US Vice President Mike Pence’s promises Wednesday of better aid for persecuted Christians and others in the Middle East has drawn praise from Supreme Knight Carl Anderson of the Knights of Columbus.
Pence addressed In Defense of Christians’ annual Solidarity Dinner for Christians in the Middle East Oct. 25. The vice president said groups such as the Islamic State have singled out Christians for persecution. He noted that Christianity could disappear from some parts of the Middle East.
“Let me assure you tonight, President Trump and I see these crimes for what they are — vile acts of persecution animated by hatred for Christians and the Gospel of Christ,” said Pence.
Pence said that President Donald Trump has told the State Department to stop funding “ineffective” U.N. relief efforts.
“Our fellow Christians and all who are persecuted in the Middle East should not have to rely on multinational institutions when America can help them directly,” he said. Instead, the U.S. will provide humanitarian assistance through the U.S. Agency for International Development, faith-based groups, and private organizations “to help those who are persecuted for their faith.” “This is the moment, now is the time, and America will support these people in their hour of need,” the vice president said.
Pence charged that the U.N. has often failed to help “the most vulnerable communities, especially religious minorities” and has repeatedly denied funding to faith-based groups with “proven track records.” “We will no longer rely on the United Nations alone to assist persecuted Christians and minorities in the wake of genocide and the atrocities of terrorist groups,” he said.
Commenting on Pence's speech, Anderson noted that “A year ago the United States used the right word to describe what was happening to Christians and other religious minorities in the Middle East. That word was genocide,” said Anderson, referring to a March 2016 State Department declaration. For Anderson, Pence’s speech meant “those words were put into action.”
“The Knights of Columbus applauds Vice President Mike Pence’s announcement that the Trump administration will begin providing aid directly to religious minority groups impacted by ISIS’ genocide,” he said. Anderson said a lack of aid to Christians and other religious minorities has been a major problem.
“For almost two years, the Knights of Columbus has warned that Christians and other religious minorities in the Middle East have been falling through the cracks in the aid system, and has been urging the United States government to provide aid directly to genocide-targeted communities,” he said. “We are pleased that tonight, the administration has promised to do just that.”
In 2014 the Catholic fraternal organization launched a Christian Refugee Relief Fund that has given more than $13 million in humanitarian assistance, largely in Iraq, Syria, and nearby countries. The group was among those documenting Islamic State group atrocities and advocating on behalf of Middle East Christians and other minorities.
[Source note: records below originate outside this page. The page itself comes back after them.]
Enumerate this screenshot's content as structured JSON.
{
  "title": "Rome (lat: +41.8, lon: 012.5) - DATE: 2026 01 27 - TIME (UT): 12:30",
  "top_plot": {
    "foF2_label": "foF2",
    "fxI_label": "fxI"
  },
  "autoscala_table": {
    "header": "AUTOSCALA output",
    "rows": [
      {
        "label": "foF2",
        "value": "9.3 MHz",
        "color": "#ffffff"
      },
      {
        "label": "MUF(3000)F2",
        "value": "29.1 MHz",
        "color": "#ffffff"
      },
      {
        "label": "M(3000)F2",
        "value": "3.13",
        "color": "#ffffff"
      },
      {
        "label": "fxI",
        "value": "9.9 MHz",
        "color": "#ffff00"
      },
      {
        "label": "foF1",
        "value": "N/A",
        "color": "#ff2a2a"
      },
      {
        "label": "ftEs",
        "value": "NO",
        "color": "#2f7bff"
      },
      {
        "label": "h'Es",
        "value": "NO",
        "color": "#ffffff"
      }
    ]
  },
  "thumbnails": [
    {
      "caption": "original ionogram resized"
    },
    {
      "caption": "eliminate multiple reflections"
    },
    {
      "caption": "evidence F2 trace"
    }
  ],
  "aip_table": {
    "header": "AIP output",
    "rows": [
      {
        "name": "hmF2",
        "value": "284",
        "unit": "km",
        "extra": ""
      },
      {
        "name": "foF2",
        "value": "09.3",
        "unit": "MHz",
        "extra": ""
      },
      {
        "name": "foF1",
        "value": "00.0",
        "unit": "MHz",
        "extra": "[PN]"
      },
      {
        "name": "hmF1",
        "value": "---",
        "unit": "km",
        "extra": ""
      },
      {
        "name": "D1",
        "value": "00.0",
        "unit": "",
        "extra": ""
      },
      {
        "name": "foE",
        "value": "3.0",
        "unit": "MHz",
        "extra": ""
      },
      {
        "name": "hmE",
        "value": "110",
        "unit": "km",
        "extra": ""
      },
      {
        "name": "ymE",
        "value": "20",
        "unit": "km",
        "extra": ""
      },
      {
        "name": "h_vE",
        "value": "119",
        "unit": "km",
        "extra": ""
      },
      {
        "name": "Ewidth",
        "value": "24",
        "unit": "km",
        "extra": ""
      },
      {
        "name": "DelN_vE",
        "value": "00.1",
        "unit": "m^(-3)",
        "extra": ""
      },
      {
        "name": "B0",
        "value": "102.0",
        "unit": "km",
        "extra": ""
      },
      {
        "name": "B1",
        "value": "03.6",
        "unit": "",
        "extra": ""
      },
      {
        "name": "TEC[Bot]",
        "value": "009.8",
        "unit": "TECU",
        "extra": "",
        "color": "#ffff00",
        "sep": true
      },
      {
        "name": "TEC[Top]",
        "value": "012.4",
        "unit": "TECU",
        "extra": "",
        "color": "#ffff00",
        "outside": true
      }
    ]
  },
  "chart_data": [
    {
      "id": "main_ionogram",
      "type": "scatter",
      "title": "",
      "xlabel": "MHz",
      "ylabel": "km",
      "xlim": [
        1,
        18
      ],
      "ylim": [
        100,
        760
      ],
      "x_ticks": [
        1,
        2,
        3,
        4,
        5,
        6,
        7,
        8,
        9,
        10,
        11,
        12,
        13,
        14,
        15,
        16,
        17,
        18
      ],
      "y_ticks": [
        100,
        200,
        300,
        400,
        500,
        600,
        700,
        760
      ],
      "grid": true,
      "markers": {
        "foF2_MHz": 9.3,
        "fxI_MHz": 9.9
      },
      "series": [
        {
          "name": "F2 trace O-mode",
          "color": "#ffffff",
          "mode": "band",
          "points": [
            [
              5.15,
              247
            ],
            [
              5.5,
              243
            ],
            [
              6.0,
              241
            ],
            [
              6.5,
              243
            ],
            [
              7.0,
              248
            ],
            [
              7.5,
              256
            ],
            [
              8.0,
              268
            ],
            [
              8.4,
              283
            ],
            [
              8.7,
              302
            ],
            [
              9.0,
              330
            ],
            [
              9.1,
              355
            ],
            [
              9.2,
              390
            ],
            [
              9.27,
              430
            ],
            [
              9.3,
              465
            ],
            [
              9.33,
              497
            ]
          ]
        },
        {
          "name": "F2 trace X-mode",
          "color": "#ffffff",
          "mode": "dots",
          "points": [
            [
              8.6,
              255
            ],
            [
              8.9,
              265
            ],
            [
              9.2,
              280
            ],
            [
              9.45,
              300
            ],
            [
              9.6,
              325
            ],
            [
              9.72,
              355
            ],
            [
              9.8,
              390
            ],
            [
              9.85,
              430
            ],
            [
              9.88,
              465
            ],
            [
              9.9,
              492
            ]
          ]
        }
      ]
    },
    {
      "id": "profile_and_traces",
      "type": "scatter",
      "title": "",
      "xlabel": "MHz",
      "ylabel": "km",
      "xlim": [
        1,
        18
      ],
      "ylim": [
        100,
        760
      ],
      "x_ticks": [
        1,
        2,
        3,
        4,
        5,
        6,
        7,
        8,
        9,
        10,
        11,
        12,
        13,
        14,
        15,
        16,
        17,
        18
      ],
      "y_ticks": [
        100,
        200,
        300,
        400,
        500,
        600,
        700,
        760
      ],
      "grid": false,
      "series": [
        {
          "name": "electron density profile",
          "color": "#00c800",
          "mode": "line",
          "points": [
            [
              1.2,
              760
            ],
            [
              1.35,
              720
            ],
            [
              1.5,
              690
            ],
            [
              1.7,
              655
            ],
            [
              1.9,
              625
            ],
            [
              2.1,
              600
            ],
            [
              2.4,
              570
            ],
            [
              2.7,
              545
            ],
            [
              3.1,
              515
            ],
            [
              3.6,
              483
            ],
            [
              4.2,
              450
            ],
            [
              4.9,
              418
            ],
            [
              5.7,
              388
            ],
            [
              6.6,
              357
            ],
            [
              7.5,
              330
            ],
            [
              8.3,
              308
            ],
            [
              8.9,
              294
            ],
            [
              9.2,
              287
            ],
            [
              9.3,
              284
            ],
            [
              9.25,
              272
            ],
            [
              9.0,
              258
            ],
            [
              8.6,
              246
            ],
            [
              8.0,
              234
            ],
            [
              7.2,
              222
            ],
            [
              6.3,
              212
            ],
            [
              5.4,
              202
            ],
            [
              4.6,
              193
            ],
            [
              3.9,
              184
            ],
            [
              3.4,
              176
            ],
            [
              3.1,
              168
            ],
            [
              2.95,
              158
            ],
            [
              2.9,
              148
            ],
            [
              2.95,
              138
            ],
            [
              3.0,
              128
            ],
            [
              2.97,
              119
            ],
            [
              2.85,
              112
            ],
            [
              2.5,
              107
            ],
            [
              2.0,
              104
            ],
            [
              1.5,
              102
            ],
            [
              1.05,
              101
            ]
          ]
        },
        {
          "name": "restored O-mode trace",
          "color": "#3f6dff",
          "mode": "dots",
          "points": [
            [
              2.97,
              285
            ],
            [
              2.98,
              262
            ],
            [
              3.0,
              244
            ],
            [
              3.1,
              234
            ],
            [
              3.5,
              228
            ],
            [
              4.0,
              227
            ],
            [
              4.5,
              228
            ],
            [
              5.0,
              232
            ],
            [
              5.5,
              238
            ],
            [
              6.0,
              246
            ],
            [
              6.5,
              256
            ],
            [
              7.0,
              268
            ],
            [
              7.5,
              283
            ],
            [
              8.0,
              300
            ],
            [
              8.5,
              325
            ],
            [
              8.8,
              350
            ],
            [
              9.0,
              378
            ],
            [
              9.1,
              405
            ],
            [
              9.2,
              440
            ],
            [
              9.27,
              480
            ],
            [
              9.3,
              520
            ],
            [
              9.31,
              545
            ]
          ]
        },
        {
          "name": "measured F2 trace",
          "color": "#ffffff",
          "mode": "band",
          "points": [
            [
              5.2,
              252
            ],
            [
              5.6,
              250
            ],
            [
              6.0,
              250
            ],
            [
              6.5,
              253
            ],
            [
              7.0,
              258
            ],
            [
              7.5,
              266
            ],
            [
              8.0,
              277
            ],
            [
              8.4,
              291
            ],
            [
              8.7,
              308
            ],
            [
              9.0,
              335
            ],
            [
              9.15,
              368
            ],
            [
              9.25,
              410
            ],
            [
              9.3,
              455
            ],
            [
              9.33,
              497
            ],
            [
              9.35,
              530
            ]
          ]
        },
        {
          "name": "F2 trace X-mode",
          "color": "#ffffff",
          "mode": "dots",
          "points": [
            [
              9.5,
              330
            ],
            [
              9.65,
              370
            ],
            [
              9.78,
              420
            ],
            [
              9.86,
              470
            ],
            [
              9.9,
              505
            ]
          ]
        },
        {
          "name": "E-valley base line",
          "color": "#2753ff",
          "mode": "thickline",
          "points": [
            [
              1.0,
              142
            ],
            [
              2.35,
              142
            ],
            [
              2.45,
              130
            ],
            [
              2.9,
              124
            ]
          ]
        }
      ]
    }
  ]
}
According to Anderson, the impact of Pence’s announcement on the survival of threatened minority communities “cannot be underestimated.”